The ice is held in place for 10 seconds
He then moves the ice to the next site of injection and while holding it there he makes the initial injection. He repeats this technique with the following injections. This makes the procedure very tolerable.
Another pearl from Dr. Solish is to use a BD insulin syringe. He says because this syringe has a small, sharp needle it is easier to inject under pressure, which is required to inject into the hands and feet.
This approach “is usually a little time consuming but it is usually very effective, both from a pain point of view and to get the drug where you want it,” said Dr. Solish.
Nerve blocks accomplished through injection of anesthesia is not as desirable in palmar and plantar hyperhidrosis cases, said Dr. Solish, because the hands and feet remain frozen for hours. Patients are unable to use their hands for important tasks such as driving.
Botulinum neurotoxin is an effective treatment for palmar hyperhidrosis in about 80 to 85% of patients, according to Dr. Solish, compared to a 99% efficacy rating for axillary hyperhidrosis.

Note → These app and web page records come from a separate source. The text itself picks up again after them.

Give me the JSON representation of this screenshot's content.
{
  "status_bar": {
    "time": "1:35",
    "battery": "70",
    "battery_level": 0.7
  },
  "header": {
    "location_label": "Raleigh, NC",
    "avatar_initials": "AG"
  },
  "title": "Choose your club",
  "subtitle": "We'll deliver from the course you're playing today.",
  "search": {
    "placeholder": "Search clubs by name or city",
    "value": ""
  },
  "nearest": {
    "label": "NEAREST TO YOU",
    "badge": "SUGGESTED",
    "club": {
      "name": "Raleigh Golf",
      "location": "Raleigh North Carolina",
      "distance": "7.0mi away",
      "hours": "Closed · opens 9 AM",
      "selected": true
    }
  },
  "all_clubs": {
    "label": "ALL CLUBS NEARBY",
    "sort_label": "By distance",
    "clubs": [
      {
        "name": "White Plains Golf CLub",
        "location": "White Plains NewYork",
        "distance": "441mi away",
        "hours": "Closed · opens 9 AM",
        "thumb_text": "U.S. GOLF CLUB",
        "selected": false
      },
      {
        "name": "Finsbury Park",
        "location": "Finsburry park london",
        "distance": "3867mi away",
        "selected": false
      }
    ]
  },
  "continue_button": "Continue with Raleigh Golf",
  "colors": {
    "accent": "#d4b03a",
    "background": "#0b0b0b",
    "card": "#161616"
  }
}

Usually the treatment needs to be repeated every six months in the hands and feet and up to seven months for the underarms, he said.
Other treatment options There are al so other methods for treating palmar and plantar hyperhidrosis such as utilizing an iontophoresis machine. The machine sends an electric current through the water and will result in a plug in the sweat glands.
The procedure is usually done three times a week and each session is about 20 to 30 minutes in length. Dr. Solish said this therapy is effective for about 80% of palmar or plantar hyperhidrosis patients. For the clinician, the machine is a one time cost, and has no consumables.
Surgery is another option, said Dr. Solish, although it carries a high risk. A high percentage of patients who undergo surgery develop compensatory sweating, which is irreversible.
“I do not recommend the surgery very often, unless we have tried everything and nothing works and they want to go for it. The results are permanent, but so are the side effects.”
Need greater awareness of condition Dermatologists are becoming more aware of palmar and plantar hyperhidrosis treatment options—including botulinum neurotoxin. Awareness, however, among primary care physicians and patients is still limited, noted Dr. Solish.
“A lot of patients do not know about [palmar and planter hyperhidrosis]. They do not know that they have something that is wrong that can be improved so they live in silence with it,” said Dr. Solish.
“Now with the Internet it helps because . . . they can search [about the problem] and they can see that there are options out there. I think if people have excessive sweating they should just know that it is not normal, but it is not uncommon, and there are options available to improve it.”
Dr. Solish added that palmar and plantar hyperhidrosis patients that he treats with botulinum neurotoxin are his most satisfied patients.
“They are so happy because you have taken something that haunts them everyday. They worry about it, they are self conscious about it, they are not dating, they are afraid to lift their hand in school, or they are afraid to shake someone’s hand . . . and then [after botulinum toxin injections] they just forget about it.”
Originally published in the Sept. 2015 issue of The Chronicle of Skin & Allergy